*** Opening INPUT DATA ***
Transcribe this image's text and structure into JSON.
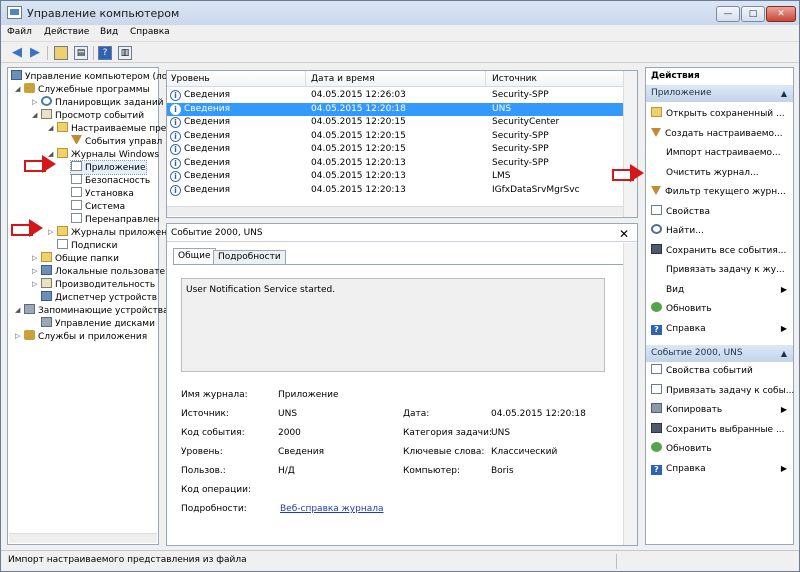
{
  "window": {
    "title": "Управление компьютером",
    "min": "—",
    "max": "□",
    "close": "✕"
  },
  "menu": [
    "Файл",
    "Действие",
    "Вид",
    "Справка"
  ],
  "tree": [
    {
      "label": "Управление компьютером (ло",
      "depth": 0
    },
    {
      "label": "Служебные программы",
      "depth": 1
    },
    {
      "label": "Планировщик заданий",
      "depth": 2
    },
    {
      "label": "Просмотр событий",
      "depth": 2
    },
    {
      "label": "Настраиваемые пре",
      "depth": 3
    },
    {
      "label": "События управл",
      "depth": 4
    },
    {
      "label": "Журналы Windows",
      "depth": 3
    },
    {
      "label": "Приложение",
      "depth": 4
    },
    {
      "label": "Безопасность",
      "depth": 4
    },
    {
      "label": "Установка",
      "depth": 4
    },
    {
      "label": "Система",
      "depth": 4
    },
    {
      "label": "Перенаправлен",
      "depth": 4
    },
    {
      "label": "Журналы приложен",
      "depth": 3
    },
    {
      "label": "Подписки",
      "depth": 3
    },
    {
      "label": "Общие папки",
      "depth": 2
    },
    {
      "label": "Локальные пользовате",
      "depth": 2
    },
    {
      "label": "Производительность",
      "depth": 2
    },
    {
      "label": "Диспетчер устройств",
      "depth": 2
    },
    {
      "label": "Запоминающие устройства",
      "depth": 1
    },
    {
      "label": "Управление дисками",
      "depth": 2
    },
    {
      "label": "Службы и приложения",
      "depth": 1
    }
  ],
  "event_table": {
    "columns": [
      "Уровень",
      "Дата и время",
      "Источник"
    ],
    "rows": [
      {
        "level": "Сведения",
        "date": "04.05.2015 12:26:03",
        "source": "Security-SPP"
      },
      {
        "level": "Сведения",
        "date": "04.05.2015 12:20:18",
        "source": "UNS"
      },
      {
        "level": "Сведения",
        "date": "04.05.2015 12:20:15",
        "source": "SecurityCenter"
      },
      {
        "level": "Сведения",
        "date": "04.05.2015 12:20:15",
        "source": "Security-SPP"
      },
      {
        "level": "Сведения",
        "date": "04.05.2015 12:20:15",
        "source": "Security-SPP"
      },
      {
        "level": "Сведения",
        "date": "04.05.2015 12:20:13",
        "source": "Security-SPP"
      },
      {
        "level": "Сведения",
        "date": "04.05.2015 12:20:13",
        "source": "LMS"
      },
      {
        "level": "Сведения",
        "date": "04.05.2015 12:20:13",
        "source": "IGfxDataSrvMgrSvc"
      }
    ]
  },
  "event_detail": {
    "header": "Событие 2000, UNS",
    "tabs": [
      "Общие",
      "Подробности"
    ],
    "description": "User Notification Service started.",
    "log_name_label": "Имя журнала:",
    "log_name": "Приложение",
    "source_label": "Источник:",
    "source": "UNS",
    "date_label": "Дата:",
    "date": "04.05.2015 12:20:18",
    "event_id_label": "Код события:",
    "event_id": "2000",
    "task_cat_label": "Категория задачи:",
    "task_cat": "UNS",
    "level_label": "Уровень:",
    "level": "Сведения",
    "keywords_label": "Ключевые слова:",
    "keywords": "Классический",
    "user_label": "Пользов.:",
    "user": "Н/Д",
    "computer_label": "Компьютер:",
    "computer": "Boris",
    "opcode_label": "Код операции:",
    "more_label": "Подробности:",
    "more_link": "Веб-справка журнала"
  },
  "actions": {
    "title": "Действия",
    "section1": "Приложение",
    "section1_items": [
      {
        "label": "Открыть сохраненный ...",
        "icon": "folder-icon"
      },
      {
        "label": "Создать настраиваемо...",
        "icon": "filter-icon"
      },
      {
        "label": "Импорт настраиваемо...",
        "icon": "blank"
      },
      {
        "label": "Очистить журнал...",
        "icon": "blank"
      },
      {
        "label": "Фильтр текущего журн...",
        "icon": "filter-icon"
      },
      {
        "label": "Свойства",
        "icon": "properties-icon"
      },
      {
        "label": "Найти...",
        "icon": "find-icon"
      },
      {
        "label": "Сохранить все события...",
        "icon": "save-icon"
      },
      {
        "label": "Привязать задачу к жу...",
        "icon": "blank"
      },
      {
        "label": "Вид",
        "icon": "blank",
        "sub": true
      },
      {
        "label": "Обновить",
        "icon": "refresh-icon"
      },
      {
        "label": "Справка",
        "icon": "help-icon",
        "sub": true
      }
    ],
    "section2": "Событие 2000, UNS",
    "section2_items": [
      {
        "label": "Свойства событий",
        "icon": "properties-icon"
      },
      {
        "label": "Привязать задачу к собы...",
        "icon": "task-icon"
      },
      {
        "label": "Копировать",
        "icon": "copy-icon",
        "sub": true
      },
      {
        "label": "Сохранить выбранные ...",
        "icon": "save-icon"
      },
      {
        "label": "Обновить",
        "icon": "refresh-icon"
      },
      {
        "label": "Справка",
        "icon": "help-icon",
        "sub": true
      }
    ]
  },
  "status_bar": "Импорт настраиваемого представления из файла",
  "colors": {
    "selection": "#3399ff",
    "arrow": "#d4181a",
    "link": "#1a3fb5"
  }
}
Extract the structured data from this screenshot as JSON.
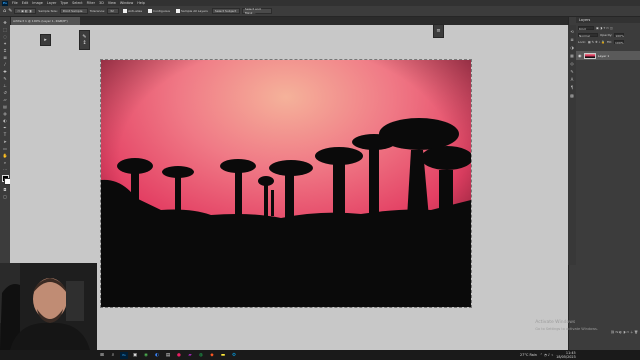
{
  "menubar": {
    "app_icon": "Ps",
    "items": [
      "File",
      "Edit",
      "Image",
      "Layer",
      "Type",
      "Select",
      "Filter",
      "3D",
      "View",
      "Window",
      "Help"
    ]
  },
  "options_bar": {
    "home_icon": "home-icon",
    "tool_icon": "brush-icon",
    "sample_size_label": "Sample Size:",
    "sample_size_value": "Point Sample",
    "tolerance_label": "Tolerance:",
    "tolerance_value": "32",
    "anti_alias_label": "Anti-alias",
    "contiguous_label": "Contiguous",
    "sample_all_layers_label": "Sample All Layers",
    "select_subject_label": "Select Subject",
    "select_and_mask_label": "Select and Mask..."
  },
  "document": {
    "tab_title": "Artifact 1 @ 100% (Layer 1, RGB/8*)"
  },
  "layers_panel": {
    "title": "Layers",
    "kind_label": "Kind",
    "blend_mode": "Normal",
    "opacity_label": "Opacity:",
    "opacity_value": "100%",
    "lock_label": "Lock:",
    "fill_label": "Fill:",
    "fill_value": "100%",
    "layer_name": "Layer 1"
  },
  "watermark": {
    "line1": "Activate Windows",
    "line2": "Go to Settings to activate Windows."
  },
  "taskbar": {
    "search_icon": "search-icon",
    "weather": "27°C  Rain",
    "clock_time": "11:45",
    "clock_date": "18/05/2023"
  },
  "colors": {
    "sky_top": "#f07a86",
    "sky_mid": "#e33f63",
    "sky_bottom": "#b0173f",
    "silhouette": "#0a0a0a",
    "photoshop_blue": "#31a8ff"
  }
}
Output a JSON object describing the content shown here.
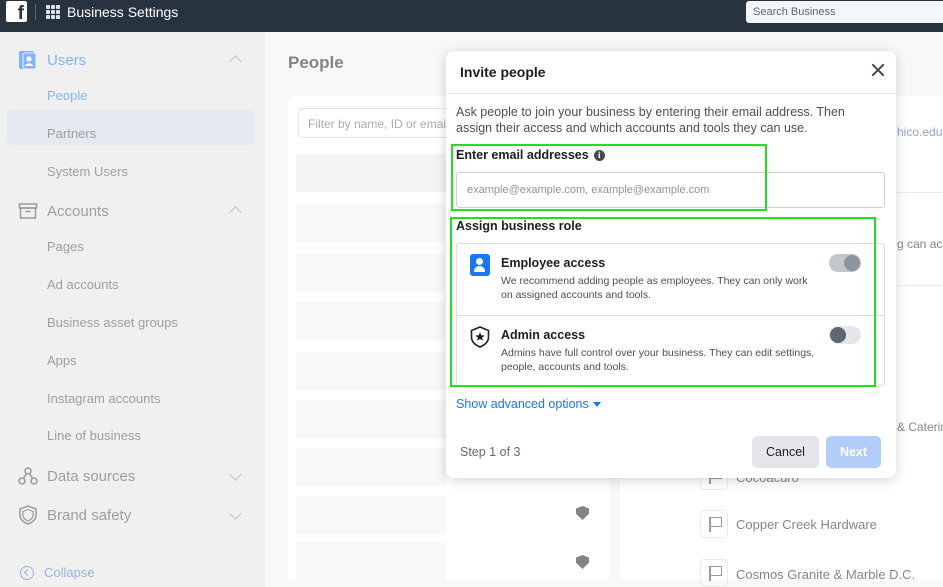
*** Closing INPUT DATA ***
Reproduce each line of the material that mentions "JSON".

Transcribe this image's text and structure into JSON.
Extract the structured data from this screenshot as JSON.
Output a JSON object describing the content shown here.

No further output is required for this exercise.